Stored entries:

/---

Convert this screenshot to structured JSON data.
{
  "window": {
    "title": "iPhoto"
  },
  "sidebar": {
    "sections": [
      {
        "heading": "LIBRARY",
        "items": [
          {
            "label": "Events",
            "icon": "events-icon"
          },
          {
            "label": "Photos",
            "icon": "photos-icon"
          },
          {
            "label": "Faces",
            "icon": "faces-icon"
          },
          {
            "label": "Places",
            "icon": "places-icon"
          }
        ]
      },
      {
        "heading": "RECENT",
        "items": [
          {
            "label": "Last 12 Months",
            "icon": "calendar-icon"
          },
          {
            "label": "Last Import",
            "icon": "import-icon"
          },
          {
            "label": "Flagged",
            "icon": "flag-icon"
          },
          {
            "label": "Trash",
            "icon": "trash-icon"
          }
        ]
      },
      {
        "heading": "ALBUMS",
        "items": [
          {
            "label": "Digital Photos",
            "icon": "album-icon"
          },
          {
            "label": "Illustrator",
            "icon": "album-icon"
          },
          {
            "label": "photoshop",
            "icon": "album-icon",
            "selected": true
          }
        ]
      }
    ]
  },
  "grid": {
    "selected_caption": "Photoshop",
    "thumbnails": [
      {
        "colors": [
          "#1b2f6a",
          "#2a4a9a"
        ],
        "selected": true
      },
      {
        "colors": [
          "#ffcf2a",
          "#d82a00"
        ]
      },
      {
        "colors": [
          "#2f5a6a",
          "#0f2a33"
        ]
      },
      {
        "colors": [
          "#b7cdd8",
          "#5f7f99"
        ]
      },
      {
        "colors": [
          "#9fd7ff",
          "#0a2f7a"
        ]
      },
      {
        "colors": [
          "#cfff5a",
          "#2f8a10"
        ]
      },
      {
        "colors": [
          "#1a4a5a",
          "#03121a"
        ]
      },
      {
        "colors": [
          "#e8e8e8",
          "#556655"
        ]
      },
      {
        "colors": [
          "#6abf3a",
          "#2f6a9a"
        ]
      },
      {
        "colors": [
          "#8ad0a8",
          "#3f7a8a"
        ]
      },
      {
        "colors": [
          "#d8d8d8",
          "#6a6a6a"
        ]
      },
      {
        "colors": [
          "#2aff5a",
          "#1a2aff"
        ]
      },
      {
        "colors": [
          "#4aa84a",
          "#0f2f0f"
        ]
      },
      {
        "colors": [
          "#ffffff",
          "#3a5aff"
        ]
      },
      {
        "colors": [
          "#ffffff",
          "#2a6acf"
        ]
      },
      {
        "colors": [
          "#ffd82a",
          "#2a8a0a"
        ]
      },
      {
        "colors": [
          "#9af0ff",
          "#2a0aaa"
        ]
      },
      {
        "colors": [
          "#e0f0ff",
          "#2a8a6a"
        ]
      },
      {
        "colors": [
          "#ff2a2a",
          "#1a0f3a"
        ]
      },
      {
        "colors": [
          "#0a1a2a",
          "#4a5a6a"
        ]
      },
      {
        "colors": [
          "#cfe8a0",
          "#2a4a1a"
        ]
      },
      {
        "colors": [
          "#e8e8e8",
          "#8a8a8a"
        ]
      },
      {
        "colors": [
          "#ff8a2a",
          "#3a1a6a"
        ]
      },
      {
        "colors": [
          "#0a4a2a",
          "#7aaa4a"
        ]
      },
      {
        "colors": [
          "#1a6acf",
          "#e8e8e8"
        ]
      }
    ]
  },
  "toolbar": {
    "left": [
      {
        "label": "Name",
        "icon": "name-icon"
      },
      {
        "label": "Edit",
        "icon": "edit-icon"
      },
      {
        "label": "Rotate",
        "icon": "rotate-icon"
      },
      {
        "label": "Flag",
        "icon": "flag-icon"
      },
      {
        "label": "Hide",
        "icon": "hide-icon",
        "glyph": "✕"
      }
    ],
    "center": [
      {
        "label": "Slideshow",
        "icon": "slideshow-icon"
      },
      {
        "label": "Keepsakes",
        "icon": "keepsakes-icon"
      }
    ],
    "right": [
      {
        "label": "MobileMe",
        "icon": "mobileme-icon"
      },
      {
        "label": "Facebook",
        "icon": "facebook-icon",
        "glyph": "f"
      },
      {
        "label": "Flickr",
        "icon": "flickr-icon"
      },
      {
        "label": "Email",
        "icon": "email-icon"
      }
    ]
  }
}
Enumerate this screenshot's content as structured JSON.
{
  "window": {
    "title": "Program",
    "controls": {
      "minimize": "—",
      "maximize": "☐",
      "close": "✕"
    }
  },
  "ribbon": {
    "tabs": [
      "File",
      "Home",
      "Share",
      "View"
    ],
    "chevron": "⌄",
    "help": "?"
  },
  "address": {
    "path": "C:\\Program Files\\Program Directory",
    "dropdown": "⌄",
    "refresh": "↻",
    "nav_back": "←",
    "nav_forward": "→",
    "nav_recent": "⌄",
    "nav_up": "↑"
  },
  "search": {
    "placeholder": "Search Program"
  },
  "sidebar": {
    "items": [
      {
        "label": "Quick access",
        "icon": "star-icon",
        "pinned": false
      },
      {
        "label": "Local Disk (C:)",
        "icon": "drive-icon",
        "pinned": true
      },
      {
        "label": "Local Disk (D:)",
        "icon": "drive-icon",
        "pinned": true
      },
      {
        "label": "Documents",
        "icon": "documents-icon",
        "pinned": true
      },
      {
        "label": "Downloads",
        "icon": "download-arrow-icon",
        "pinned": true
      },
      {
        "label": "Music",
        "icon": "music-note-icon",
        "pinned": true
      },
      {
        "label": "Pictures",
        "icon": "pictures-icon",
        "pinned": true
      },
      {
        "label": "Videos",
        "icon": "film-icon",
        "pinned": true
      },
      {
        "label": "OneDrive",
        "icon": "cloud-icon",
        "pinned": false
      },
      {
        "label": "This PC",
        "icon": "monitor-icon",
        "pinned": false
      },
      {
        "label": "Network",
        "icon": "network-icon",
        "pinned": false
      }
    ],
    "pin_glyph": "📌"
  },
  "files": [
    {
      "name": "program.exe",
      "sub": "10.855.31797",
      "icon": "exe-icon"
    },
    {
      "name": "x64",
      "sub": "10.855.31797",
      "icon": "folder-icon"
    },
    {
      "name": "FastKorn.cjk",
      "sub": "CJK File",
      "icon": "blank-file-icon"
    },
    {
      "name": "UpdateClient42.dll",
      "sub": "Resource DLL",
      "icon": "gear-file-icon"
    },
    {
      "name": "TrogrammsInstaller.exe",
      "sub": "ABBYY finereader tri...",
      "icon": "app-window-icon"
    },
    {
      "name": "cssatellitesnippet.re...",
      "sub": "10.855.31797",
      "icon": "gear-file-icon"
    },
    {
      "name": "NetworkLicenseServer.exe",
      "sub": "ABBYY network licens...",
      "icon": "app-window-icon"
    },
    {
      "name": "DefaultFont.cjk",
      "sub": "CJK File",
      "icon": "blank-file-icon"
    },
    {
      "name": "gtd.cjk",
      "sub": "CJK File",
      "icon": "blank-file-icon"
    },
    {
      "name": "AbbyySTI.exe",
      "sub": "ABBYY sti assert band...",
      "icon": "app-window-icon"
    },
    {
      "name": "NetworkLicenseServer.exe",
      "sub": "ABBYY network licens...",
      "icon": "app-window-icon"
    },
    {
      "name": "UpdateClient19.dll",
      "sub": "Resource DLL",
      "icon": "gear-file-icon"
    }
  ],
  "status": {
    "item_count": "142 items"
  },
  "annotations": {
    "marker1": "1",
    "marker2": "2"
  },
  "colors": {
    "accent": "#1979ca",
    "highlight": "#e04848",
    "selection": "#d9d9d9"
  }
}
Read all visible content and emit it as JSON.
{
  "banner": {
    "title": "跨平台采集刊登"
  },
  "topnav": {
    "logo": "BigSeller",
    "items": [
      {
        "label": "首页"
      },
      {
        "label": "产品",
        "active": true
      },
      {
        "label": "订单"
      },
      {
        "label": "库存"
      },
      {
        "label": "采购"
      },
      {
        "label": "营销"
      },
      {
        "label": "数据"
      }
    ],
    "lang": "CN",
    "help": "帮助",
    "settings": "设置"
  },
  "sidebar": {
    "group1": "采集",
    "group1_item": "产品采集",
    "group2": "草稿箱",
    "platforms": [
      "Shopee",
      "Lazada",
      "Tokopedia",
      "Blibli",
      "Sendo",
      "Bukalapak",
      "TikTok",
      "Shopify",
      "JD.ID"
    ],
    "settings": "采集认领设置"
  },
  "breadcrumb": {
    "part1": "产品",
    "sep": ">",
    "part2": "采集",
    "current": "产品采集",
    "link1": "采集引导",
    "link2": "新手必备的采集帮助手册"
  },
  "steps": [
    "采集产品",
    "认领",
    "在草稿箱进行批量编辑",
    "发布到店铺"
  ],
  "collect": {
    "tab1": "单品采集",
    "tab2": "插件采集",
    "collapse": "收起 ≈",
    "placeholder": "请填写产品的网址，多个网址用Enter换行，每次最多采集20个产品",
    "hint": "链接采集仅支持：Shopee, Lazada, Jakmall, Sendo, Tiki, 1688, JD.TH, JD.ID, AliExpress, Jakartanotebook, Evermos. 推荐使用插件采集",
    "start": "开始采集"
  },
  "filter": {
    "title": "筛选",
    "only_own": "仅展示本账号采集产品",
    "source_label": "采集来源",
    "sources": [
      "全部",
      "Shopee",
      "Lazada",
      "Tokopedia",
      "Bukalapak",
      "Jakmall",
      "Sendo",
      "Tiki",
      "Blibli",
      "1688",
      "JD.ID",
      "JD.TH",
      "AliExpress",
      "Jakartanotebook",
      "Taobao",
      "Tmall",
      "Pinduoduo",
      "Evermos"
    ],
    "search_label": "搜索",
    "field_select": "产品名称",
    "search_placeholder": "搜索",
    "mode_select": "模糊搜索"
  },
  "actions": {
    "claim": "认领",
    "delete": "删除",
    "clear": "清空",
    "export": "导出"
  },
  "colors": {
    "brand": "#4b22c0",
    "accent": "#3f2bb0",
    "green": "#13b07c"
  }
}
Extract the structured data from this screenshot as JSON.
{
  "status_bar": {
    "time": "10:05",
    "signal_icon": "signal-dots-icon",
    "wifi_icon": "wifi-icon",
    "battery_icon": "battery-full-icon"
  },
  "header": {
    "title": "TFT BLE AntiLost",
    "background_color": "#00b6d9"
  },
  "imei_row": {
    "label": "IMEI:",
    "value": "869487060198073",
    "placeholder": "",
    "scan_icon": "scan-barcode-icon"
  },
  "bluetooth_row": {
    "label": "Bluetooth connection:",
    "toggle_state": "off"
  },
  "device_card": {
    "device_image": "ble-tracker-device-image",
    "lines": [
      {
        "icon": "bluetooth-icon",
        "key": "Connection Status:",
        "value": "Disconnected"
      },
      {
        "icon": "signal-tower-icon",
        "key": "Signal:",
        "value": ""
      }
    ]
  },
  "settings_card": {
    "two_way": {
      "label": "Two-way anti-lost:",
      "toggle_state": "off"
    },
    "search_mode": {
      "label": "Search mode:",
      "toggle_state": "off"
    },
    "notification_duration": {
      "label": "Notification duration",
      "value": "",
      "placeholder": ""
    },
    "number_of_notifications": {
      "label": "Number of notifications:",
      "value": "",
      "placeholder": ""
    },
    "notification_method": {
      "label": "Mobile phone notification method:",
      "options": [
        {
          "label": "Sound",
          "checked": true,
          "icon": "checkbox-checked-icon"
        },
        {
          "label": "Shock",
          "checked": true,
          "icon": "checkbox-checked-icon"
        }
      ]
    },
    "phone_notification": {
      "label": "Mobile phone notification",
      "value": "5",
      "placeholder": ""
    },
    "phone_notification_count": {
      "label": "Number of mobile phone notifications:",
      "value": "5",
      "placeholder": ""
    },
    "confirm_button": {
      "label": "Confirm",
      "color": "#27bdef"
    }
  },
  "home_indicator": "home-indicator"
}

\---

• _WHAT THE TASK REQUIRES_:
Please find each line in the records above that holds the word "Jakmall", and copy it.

• _RESPONSE_:
    "hint": "链接采集仅支持：Shopee, Lazada, Jakmall, Sendo, Tiki, 1688, JD.TH, JD.ID, AliExpress, Jakartanotebook, Evermos. 推荐使用插件采集",
      "Jakmall",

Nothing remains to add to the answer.